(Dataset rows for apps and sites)
+++
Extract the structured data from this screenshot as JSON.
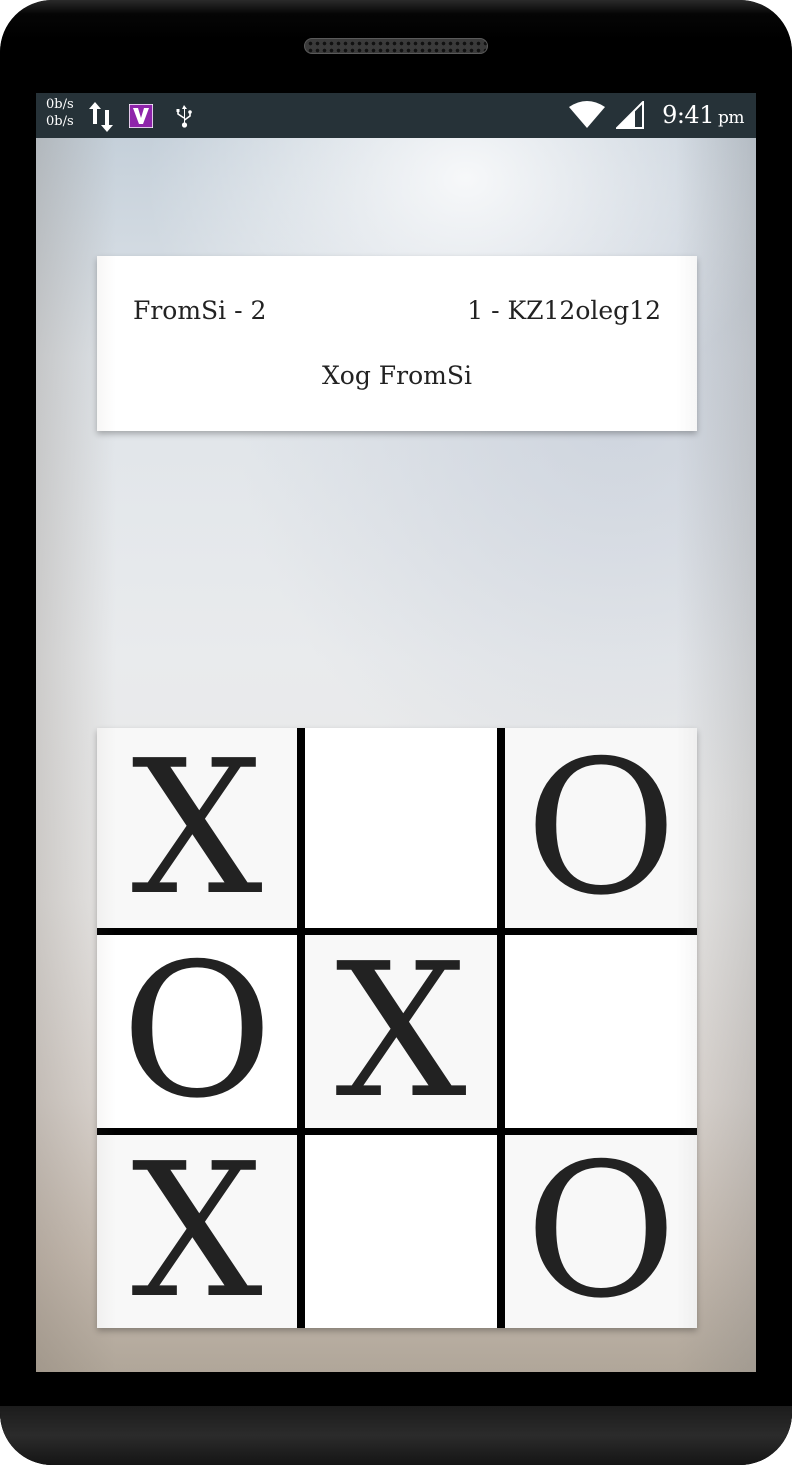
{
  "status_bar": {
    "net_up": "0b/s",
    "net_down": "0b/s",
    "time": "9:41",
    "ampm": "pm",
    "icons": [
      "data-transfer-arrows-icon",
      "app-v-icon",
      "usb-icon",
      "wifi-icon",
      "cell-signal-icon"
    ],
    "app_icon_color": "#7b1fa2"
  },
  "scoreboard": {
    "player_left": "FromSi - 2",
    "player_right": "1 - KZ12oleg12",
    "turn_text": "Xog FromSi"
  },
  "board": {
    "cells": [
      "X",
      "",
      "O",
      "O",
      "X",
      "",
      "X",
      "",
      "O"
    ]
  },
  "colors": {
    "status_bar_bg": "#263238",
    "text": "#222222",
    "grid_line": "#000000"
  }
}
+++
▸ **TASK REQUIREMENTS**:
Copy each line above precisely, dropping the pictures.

▸ **REPLY**:
Extract the structured data from this screenshot as JSON.
{
  "status_bar": {
    "net_up": "0b/s",
    "net_down": "0b/s",
    "time": "9:41",
    "ampm": "pm",
    "icons": [
      "data-transfer-arrows-icon",
      "app-v-icon",
      "usb-icon",
      "wifi-icon",
      "cell-signal-icon"
    ],
    "app_icon_color": "#7b1fa2"
  },
  "scoreboard": {
    "player_left": "FromSi - 2",
    "player_right": "1 - KZ12oleg12",
    "turn_text": "Xog FromSi"
  },
  "board": {
    "cells": [
      "X",
      "",
      "O",
      "O",
      "X",
      "",
      "X",
      "",
      "O"
    ]
  },
  "colors": {
    "status_bar_bg": "#263238",
    "text": "#222222",
    "grid_line": "#000000"
  }
}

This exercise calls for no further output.